▸ DIRECTIONS FOR THIS TASK
Each line below containing the word "JSON" needs to be shown.

▸ Dataset items
◇ ◇ ◇ ◇ ◇ ◇ ◇

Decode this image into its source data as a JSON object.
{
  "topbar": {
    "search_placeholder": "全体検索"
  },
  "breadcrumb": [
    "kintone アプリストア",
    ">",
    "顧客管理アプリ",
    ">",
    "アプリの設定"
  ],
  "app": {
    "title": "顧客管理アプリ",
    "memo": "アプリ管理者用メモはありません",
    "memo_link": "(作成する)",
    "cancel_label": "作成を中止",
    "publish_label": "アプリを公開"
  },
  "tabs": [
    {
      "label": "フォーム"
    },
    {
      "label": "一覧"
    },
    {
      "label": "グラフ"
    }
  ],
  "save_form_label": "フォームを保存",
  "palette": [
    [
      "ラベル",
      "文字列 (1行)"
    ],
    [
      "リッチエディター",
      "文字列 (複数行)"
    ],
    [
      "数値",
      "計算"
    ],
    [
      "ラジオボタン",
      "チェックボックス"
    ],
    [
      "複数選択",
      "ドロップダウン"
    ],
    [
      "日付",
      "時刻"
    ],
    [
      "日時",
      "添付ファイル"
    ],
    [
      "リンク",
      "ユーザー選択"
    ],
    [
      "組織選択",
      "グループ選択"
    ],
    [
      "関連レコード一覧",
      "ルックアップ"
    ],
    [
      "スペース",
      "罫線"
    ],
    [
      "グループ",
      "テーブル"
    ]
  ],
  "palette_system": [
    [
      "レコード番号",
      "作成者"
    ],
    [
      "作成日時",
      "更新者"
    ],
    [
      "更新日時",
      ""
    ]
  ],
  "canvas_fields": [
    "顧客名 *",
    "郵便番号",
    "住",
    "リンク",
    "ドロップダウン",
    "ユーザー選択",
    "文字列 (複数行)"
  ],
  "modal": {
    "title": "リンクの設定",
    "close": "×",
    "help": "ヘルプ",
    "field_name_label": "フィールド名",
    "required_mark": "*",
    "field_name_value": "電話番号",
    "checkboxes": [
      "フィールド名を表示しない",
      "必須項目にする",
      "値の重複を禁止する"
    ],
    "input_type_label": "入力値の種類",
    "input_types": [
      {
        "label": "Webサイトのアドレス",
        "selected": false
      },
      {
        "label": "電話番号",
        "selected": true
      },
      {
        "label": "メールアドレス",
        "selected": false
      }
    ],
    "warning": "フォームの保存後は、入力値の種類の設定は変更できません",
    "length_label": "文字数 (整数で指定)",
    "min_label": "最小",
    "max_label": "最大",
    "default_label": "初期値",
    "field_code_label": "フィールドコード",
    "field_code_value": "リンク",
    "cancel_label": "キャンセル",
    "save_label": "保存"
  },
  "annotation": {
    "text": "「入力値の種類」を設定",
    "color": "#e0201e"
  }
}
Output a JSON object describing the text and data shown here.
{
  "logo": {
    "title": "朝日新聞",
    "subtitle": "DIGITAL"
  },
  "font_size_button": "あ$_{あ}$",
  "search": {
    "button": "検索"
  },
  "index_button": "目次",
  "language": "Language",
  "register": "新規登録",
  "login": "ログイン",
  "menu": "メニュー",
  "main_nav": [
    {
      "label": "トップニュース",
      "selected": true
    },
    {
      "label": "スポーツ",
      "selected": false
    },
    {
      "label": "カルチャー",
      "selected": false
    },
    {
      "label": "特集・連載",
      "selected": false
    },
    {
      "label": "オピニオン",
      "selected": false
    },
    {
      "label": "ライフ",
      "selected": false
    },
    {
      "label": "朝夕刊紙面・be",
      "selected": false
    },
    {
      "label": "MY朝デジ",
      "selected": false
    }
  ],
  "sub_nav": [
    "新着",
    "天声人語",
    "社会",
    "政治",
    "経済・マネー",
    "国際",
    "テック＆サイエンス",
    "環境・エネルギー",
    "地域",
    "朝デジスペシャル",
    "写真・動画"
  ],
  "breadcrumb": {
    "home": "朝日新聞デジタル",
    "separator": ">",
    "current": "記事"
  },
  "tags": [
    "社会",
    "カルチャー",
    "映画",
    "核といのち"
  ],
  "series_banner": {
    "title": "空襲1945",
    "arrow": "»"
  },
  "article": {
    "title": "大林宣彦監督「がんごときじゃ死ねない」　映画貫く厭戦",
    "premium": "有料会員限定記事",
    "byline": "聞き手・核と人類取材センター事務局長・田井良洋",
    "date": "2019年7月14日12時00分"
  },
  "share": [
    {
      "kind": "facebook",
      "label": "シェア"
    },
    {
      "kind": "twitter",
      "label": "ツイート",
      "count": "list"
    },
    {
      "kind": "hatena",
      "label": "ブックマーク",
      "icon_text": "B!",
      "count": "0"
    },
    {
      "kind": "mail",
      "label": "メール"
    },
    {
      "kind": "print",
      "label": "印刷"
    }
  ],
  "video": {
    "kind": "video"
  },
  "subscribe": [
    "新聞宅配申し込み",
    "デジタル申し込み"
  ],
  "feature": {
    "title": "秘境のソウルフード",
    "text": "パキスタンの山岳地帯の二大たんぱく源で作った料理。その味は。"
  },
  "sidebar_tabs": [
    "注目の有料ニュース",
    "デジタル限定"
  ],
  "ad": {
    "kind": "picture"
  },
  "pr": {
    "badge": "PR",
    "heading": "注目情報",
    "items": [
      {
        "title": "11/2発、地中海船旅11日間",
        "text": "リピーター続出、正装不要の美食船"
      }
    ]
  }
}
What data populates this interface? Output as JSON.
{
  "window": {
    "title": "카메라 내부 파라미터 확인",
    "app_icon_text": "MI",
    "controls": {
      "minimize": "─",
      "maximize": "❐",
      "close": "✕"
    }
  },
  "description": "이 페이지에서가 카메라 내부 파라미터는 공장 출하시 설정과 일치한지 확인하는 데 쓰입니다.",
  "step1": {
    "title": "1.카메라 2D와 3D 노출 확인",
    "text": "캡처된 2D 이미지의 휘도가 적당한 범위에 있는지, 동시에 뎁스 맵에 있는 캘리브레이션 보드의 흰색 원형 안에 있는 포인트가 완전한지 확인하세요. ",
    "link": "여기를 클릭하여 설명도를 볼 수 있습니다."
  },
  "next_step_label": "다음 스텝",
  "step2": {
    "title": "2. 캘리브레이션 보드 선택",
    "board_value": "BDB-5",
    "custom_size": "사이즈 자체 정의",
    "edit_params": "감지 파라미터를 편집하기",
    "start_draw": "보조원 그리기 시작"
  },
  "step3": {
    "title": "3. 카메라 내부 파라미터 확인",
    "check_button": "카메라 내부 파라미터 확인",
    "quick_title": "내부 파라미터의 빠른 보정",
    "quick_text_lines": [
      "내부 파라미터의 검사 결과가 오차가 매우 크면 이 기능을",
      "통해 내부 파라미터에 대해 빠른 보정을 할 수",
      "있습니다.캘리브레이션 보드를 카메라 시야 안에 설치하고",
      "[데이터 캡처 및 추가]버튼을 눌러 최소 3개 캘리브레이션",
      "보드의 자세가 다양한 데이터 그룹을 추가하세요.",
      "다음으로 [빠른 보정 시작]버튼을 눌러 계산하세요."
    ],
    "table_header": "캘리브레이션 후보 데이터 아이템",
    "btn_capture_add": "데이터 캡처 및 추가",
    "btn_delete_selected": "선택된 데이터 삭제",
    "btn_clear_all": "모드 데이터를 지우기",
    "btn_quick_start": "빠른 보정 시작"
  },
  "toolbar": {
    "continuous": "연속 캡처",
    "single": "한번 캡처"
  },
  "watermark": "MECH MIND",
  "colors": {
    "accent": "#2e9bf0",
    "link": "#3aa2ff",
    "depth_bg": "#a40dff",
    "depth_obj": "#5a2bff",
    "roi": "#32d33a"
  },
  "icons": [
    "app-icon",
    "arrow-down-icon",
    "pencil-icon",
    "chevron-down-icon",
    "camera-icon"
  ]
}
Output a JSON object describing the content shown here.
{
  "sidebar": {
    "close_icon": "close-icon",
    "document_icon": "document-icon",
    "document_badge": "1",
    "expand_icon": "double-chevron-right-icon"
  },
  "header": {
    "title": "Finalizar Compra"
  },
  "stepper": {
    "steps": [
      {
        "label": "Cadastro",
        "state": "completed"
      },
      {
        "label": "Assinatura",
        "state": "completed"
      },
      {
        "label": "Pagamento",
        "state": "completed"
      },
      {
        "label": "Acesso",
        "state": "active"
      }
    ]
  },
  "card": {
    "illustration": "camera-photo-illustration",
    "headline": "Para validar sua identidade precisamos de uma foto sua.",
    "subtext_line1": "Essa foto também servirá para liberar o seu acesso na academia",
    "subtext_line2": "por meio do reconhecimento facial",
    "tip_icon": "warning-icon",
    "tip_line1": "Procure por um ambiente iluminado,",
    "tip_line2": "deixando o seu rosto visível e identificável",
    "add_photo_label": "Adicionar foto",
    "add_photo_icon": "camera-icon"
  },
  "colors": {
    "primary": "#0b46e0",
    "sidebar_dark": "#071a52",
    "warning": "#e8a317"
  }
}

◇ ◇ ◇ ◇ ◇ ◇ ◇

▸ EXPECTED ANSWER
Decode this image into its source data as a JSON object.
Output a JSON object describing the text and data shown here.
What data populates this interface? Output as JSON.
Output a JSON object describing the content shown here.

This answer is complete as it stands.